Jesus wanted his followers to have the complete sense of joy he had. Did you know all the fuddy-duddy, kill-joy religious types in Jesus’ day accused him of being a glutton and a drunkard? It is right there in the bible. Apparently Jesus just had a lot more fun than they thought was appropriate. But, as our choir is fond of singing, Jesus was the Lord of the Dance and with him the dance went on. He just kept honking his horn – “Shave-and-a-Haircut, Two Bits” – while the most learned and religious people of the day went on decapitating strawberries with scorn until they could nail him to a Cross.
No wonder Jesus, on the night before he is to die, prays his followers we might live differently than the ‘religious’ people of the day; that they might come to find joy in this life. Having this life/this joy, according to the Apostle John, is a sure and certain sign you have Jesus.

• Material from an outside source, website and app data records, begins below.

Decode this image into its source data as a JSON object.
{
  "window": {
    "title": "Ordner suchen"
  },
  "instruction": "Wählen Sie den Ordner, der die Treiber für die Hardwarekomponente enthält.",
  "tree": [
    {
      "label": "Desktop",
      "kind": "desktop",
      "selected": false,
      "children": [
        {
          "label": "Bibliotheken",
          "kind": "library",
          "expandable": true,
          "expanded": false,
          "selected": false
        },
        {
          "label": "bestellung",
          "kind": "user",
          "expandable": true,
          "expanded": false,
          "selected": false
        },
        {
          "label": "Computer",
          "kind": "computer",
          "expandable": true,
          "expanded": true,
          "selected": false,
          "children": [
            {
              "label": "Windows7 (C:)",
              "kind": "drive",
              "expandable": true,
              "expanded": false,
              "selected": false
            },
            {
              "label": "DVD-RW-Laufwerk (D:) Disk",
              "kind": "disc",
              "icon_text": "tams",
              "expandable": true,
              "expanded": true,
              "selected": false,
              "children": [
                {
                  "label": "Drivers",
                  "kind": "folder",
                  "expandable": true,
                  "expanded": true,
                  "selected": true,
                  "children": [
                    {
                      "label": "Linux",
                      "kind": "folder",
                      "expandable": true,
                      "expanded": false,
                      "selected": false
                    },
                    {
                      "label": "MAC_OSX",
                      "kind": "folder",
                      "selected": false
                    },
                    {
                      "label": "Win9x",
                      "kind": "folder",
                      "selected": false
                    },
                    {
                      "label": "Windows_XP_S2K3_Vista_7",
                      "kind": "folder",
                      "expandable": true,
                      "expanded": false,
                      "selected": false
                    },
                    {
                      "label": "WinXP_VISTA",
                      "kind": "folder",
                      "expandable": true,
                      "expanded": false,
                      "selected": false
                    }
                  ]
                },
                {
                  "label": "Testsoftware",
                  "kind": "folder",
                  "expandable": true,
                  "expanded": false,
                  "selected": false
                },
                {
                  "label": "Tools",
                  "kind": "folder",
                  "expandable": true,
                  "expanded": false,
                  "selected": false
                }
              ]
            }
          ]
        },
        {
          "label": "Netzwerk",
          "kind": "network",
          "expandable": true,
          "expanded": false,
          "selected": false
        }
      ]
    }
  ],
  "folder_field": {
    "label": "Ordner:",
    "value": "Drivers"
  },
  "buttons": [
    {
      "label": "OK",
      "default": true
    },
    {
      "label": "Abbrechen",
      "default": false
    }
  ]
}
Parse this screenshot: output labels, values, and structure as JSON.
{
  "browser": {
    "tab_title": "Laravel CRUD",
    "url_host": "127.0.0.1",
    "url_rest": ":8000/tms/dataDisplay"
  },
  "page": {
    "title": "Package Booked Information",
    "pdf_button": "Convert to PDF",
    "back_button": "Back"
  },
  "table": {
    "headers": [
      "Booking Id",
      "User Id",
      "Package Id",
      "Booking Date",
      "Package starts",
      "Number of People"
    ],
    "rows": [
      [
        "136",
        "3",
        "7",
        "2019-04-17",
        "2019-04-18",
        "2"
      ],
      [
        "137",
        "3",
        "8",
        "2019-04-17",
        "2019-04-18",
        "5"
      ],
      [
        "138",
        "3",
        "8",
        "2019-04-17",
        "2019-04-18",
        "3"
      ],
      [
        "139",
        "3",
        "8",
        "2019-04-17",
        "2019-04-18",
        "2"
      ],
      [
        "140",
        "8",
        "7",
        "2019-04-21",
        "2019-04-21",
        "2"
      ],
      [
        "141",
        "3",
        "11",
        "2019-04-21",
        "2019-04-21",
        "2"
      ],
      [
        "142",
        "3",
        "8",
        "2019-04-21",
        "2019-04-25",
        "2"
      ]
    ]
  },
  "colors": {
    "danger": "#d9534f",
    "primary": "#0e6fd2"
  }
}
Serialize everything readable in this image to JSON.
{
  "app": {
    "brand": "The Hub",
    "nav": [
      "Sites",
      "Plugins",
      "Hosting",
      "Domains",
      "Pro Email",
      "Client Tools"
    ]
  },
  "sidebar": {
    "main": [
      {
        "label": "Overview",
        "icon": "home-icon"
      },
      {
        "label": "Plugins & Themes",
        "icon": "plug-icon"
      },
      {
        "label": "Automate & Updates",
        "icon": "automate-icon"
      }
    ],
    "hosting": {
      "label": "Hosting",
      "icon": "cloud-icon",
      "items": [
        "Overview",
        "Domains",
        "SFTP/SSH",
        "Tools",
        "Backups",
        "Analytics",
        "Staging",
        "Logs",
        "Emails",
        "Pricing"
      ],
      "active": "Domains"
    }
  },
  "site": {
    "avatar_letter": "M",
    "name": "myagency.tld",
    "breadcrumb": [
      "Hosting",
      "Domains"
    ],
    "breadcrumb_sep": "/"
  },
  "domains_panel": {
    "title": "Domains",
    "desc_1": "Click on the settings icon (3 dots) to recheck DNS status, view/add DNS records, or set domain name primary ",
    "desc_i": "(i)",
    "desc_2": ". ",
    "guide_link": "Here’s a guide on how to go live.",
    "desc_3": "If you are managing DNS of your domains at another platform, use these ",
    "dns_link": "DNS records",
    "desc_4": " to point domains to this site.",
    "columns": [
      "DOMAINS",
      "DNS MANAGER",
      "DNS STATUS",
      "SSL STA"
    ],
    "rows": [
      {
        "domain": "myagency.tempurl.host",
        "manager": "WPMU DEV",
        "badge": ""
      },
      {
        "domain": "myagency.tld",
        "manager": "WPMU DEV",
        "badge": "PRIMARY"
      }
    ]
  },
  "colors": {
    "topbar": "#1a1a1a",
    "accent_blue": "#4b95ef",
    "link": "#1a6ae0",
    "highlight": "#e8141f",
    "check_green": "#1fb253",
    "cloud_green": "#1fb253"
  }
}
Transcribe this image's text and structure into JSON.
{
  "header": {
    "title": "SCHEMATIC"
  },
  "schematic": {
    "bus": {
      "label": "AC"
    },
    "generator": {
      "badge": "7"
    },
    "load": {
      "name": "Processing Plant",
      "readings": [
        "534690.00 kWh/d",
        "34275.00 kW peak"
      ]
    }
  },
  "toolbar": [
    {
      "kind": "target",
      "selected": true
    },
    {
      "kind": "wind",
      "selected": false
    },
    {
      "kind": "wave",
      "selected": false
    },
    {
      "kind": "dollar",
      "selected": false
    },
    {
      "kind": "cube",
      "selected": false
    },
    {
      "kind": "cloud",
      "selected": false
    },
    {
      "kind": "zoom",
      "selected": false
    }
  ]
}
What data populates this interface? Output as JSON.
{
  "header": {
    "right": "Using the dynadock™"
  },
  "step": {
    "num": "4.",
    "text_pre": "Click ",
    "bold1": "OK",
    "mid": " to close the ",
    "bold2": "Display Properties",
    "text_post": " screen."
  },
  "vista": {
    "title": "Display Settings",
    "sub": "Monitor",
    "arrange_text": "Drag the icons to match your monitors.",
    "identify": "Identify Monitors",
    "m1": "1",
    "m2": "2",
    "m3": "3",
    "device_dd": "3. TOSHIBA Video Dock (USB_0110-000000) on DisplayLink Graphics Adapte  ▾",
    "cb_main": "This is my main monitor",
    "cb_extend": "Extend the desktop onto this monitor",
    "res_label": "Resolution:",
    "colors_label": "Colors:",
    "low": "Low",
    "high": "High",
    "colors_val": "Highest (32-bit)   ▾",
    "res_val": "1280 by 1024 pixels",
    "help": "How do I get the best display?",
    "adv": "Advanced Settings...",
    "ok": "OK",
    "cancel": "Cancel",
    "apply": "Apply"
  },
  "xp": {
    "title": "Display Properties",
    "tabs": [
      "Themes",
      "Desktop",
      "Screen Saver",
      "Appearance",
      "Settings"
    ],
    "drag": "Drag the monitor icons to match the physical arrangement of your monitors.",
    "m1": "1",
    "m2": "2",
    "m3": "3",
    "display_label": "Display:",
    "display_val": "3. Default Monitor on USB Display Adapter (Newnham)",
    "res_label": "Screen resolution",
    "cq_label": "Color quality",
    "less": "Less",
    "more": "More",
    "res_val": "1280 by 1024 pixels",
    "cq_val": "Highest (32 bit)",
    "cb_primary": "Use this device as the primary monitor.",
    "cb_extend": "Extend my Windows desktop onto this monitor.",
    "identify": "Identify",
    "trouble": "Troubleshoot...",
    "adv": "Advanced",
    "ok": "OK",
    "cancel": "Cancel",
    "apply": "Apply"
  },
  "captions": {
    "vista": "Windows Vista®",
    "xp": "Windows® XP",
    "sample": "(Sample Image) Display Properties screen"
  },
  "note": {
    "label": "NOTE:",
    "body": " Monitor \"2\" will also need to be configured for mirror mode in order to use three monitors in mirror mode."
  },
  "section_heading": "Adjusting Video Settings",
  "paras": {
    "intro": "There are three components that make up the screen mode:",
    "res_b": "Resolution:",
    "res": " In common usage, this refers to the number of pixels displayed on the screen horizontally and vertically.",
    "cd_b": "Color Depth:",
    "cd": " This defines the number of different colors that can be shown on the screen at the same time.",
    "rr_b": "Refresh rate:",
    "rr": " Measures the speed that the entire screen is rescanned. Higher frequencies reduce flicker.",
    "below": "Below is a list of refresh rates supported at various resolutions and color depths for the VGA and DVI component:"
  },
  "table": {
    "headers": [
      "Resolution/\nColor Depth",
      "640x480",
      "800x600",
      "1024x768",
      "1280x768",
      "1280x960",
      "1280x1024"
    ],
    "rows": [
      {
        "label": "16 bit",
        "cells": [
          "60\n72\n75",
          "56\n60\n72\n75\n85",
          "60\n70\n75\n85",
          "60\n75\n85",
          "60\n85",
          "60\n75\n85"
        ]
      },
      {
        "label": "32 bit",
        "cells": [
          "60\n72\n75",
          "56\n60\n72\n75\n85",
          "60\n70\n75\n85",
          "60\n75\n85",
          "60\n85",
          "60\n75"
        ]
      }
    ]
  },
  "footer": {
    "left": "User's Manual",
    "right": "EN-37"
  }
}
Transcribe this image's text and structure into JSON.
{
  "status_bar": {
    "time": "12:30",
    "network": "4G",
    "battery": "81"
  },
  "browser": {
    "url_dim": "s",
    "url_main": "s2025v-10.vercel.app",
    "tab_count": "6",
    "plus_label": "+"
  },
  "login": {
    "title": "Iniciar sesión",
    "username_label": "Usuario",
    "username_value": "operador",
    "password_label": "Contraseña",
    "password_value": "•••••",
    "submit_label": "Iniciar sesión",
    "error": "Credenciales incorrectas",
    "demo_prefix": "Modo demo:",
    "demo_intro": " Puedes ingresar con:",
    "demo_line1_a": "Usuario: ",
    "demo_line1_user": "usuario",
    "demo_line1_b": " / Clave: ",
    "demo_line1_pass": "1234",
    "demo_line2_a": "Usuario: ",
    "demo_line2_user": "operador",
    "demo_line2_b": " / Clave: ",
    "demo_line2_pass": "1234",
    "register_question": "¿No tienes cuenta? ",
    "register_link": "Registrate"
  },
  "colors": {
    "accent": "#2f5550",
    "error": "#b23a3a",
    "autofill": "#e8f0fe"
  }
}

I believe joy is something we receive as a gift. St. Paul says it is one of the fruits of the Spirit’s life within you. Happiness comes from several sources: from special relationships (like being with your grandchildren), from enjoyable things (such as a tomato-red convertible), and from agreeable situations (perhaps relaxing on the beach while reading a good book). If you are happy and I ask you why, chances are you can tell me specifically why. Joy is different. It is more inexplicable. It just seems to well up within us, doesn’t it! And it abides through thick and thin. There will be times when grandchildren won’t go to bed, the sporty car springs a leak, and ocean winds blow sand in your eyes. But you can be a single mother of five and scarcely getting by yet still be filled with joy because joy is not necessarily dependent on what is happening at the moment.
Why do you think Jesus does not pray we might be happy, but rather prays his joy may be made complete in us? If joy is not something we work to find, but rather receive as a gift, what implications does this hold for you? Do you sense you live and move and have your being in this world filled with a sense of joy? If so, why? And if not, why not?